As a long-time reader, you know that Bourbon & Banter has never been a big fan of spirits award competitions. We've discussed our gripes with them on our podcast and during our Bourbon Bullshit Live sessions. So when the ASCOT Awards started bombarding us with press releases this week, we had to take cover to avoid being buried under a mountain of BS. But hey, even though we're not big fans, we get it. These competitions can really make a difference for up-and-coming brands trying to make it on a national scale. And if winning an award helps those brands with great whiskey get their business off the ground, that's awesome. We genuinely feel happy for them.

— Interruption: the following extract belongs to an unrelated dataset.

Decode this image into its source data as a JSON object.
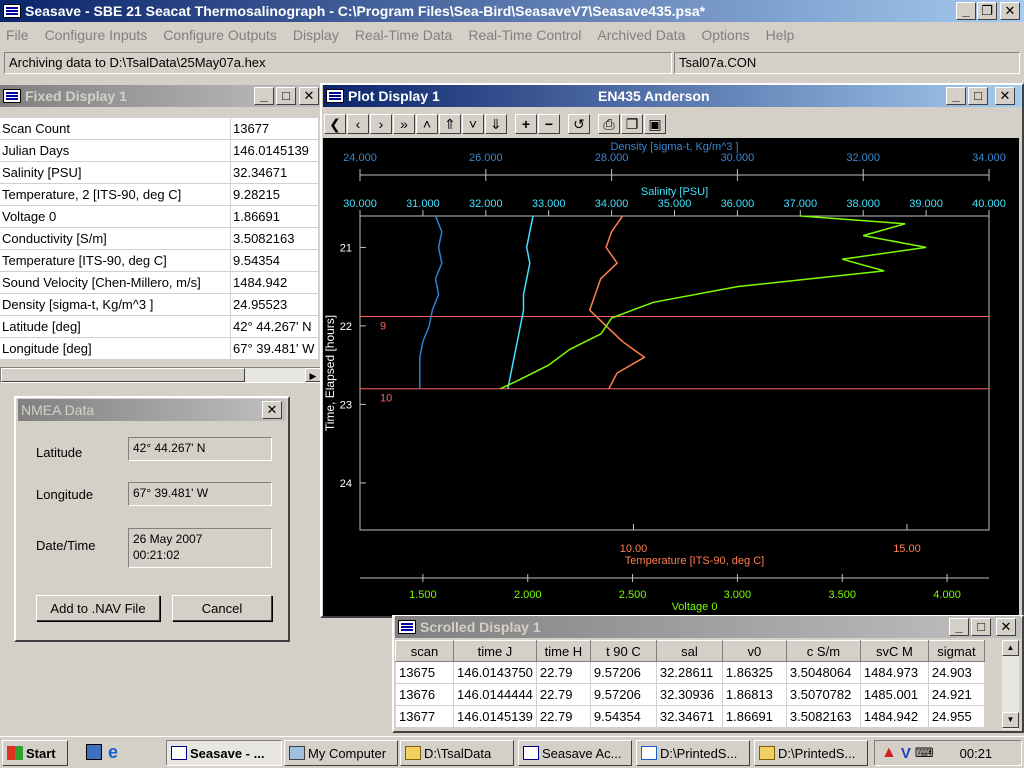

But here's what really gets under our skin: it seems like almost everyone who enters these competitions walks away with an award. According to their press release, the ASCOT Awards received a whopping 1,100 entries this year. That's a mind-boggling $522,500 in entry fee revebye (if we only count the spirits entries). And get this, based on what they've published on their website, around 73% of those entries scored a Gold, Platinum, or Double Platinum award. They don't spill the beans on who gets an "Honorable Mention," but we suspect that's where the remaining 27% fall on the judging scale. I mean, come on! How can you call it a competition when it feels like everyone's a winner?

And let's not forget how they moved the goalpost by introducing the Double Platinum category and getting rid of Silver, thereby inflating the value of the awards given. It makes you wonder just how credible these final awards really are.

Look, we know we might come off as a little biased and grouchy about this whole thing, even though we understand that brands find value in these competitions, and plenty of consumers rely on them to make purchasing decisions. But that doesn't mean we're wrong. As a website that's been dishing out reviews and opinions for over 12 years, we know firsthand that your personal taste is what matters most—way more than any fancy award or review. So go ahead and share your thoughts on spirits competitions in the comments, but promise us one thing: keep exploring and enjoying different whiskeys, regardless of the shiny awards they may or may not have won this year. Cheers to drinking curiously!


Listen to the official Bourbon & Banter podcast for the largest and most honest bourbon podcast in the galaxy. We've got whiskey news, new release info, the Craft Shoot, and more bourbon bullshit than you can carry in the semi used by Brad Paisley to haul his bourbon around the country.